If the coronavirus has left you without income, you may be able to find loan relief.
What is a Direct Loan?
A direct loan is a type of student loan made under the William D. Ford Federal Direct Loan program. Funding for the loan comes from the federal government, not private lenders.
Direct loans are either subsidized or unsubsidized loans given to students who are attending or plan to attend a four-year college or university, a community college, or a trade, career or technical school. Unsubsidized direct loans are available to students attending graduate school.
To qualify for the loan, a student needs to demonstrate financial need. Students need to complete the Free Application for Federal Student Aid (FAFSA) if they want to be considered for a direct loan and for other types of federal aid, such as work study and grants.
The student also must enroll in a school that participates in the federal student aid. The government limits the amount a student can borrow under the Direct Loan Program, based on the student’s year in school.
Direct Loans have fixed interest rates, meaning they remain the same for the life of the loan. As of 2017, the interest rate on subsidized and unsubsidized Direct Loans for undergraduates is 3.76 percent. The rate on unsubsidized Direct Loans for graduate students is 5.31 percent.
If a student receives a subsidized Direct Loan, he or she isn’t responsible for paying interest while enrolled in school. Instead, the federal government pays the interest, as long as a student is enrolled at least half-time.
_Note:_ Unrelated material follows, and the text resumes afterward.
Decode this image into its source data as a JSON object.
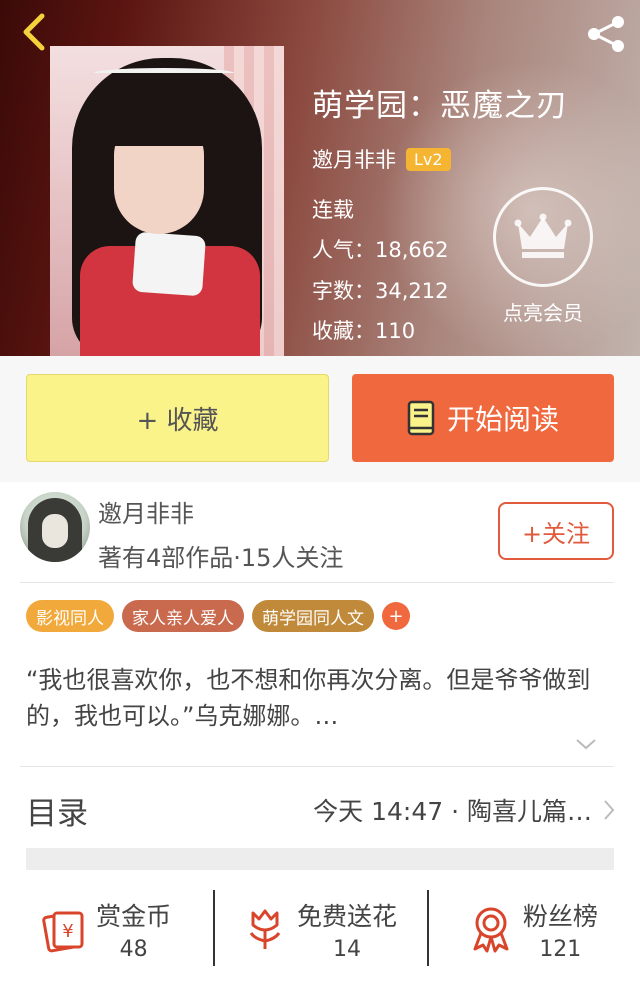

The government also pays the interest during the six-month grace period after a student leaves school. If a student receives an unsubsidized loan, he or she is fully responsible for the interest.
Direct loan example
If you are going to college or graduate school, filling out the FAFSA can help you see if you qualify for a Direct Loan. For example, Joe is a high school senior who plans to go to college next year. He completes his FAFSA by the due date.
Based on Joe’s financial information and expected family contribution, his school determines that he is eligible for a $1,000 Pell Grant, $2,000 in work study, and $3,500 from a subsidized Direct Loan (the limit for freshman students). Since it is a subsidized loan, Joe won’t have to pay interest until he leaves school.
A Direct Loan isn’t the only way to pay for college. Follow these tips to get the most financial aid when you fill out your FAFSA.